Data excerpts

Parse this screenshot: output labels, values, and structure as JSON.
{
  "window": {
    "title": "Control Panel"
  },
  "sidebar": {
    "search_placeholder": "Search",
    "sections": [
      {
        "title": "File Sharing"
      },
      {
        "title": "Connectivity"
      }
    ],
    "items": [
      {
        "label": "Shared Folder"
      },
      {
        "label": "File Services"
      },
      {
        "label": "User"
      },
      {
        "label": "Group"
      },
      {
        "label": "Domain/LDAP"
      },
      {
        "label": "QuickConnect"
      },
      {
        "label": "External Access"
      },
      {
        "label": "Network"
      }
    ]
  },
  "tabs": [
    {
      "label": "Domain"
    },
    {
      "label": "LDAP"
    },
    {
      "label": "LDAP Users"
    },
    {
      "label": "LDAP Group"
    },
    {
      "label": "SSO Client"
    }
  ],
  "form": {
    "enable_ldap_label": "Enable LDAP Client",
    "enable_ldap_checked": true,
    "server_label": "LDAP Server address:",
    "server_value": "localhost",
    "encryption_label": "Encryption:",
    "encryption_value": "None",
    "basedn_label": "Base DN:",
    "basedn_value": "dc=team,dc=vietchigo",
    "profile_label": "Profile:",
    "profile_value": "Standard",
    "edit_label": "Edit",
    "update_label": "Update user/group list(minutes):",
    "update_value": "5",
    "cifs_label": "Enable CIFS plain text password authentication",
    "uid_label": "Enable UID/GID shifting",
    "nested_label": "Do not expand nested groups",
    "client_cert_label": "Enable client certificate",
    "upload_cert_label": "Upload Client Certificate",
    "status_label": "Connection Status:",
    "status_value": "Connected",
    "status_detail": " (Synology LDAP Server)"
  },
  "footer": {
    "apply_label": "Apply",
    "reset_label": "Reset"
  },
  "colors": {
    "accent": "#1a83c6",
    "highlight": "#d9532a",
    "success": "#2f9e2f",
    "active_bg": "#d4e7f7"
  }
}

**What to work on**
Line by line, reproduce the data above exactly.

**Your response**
Parse this screenshot: output labels, values, and structure as JSON.
{
  "window": {
    "title": "Control Panel"
  },
  "sidebar": {
    "search_placeholder": "Search",
    "sections": [
      {
        "title": "File Sharing"
      },
      {
        "title": "Connectivity"
      }
    ],
    "items": [
      {
        "label": "Shared Folder"
      },
      {
        "label": "File Services"
      },
      {
        "label": "User"
      },
      {
        "label": "Group"
      },
      {
        "label": "Domain/LDAP"
      },
      {
        "label": "QuickConnect"
      },
      {
        "label": "External Access"
      },
      {
        "label": "Network"
      }
    ]
  },
  "tabs": [
    {
      "label": "Domain"
    },
    {
      "label": "LDAP"
    },
    {
      "label": "LDAP Users"
    },
    {
      "label": "LDAP Group"
    },
    {
      "label": "SSO Client"
    }
  ],
  "form": {
    "enable_ldap_label": "Enable LDAP Client",
    "enable_ldap_checked": true,
    "server_label": "LDAP Server address:",
    "server_value": "localhost",
    "encryption_label": "Encryption:",
    "encryption_value": "None",
    "basedn_label": "Base DN:",
    "basedn_value": "dc=team,dc=vietchigo",
    "profile_label": "Profile:",
    "profile_value": "Standard",
    "edit_label": "Edit",
    "update_label": "Update user/group list(minutes):",
    "update_value": "5",
    "cifs_label": "Enable CIFS plain text password authentication",
    "uid_label": "Enable UID/GID shifting",
    "nested_label": "Do not expand nested groups",
    "client_cert_label": "Enable client certificate",
    "upload_cert_label": "Upload Client Certificate",
    "status_label": "Connection Status:",
    "status_value": "Connected",
    "status_detail": " (Synology LDAP Server)"
  },
  "footer": {
    "apply_label": "Apply",
    "reset_label": "Reset"
  },
  "colors": {
    "accent": "#1a83c6",
    "highlight": "#d9532a",
    "success": "#2f9e2f",
    "active_bg": "#d4e7f7"
  }
}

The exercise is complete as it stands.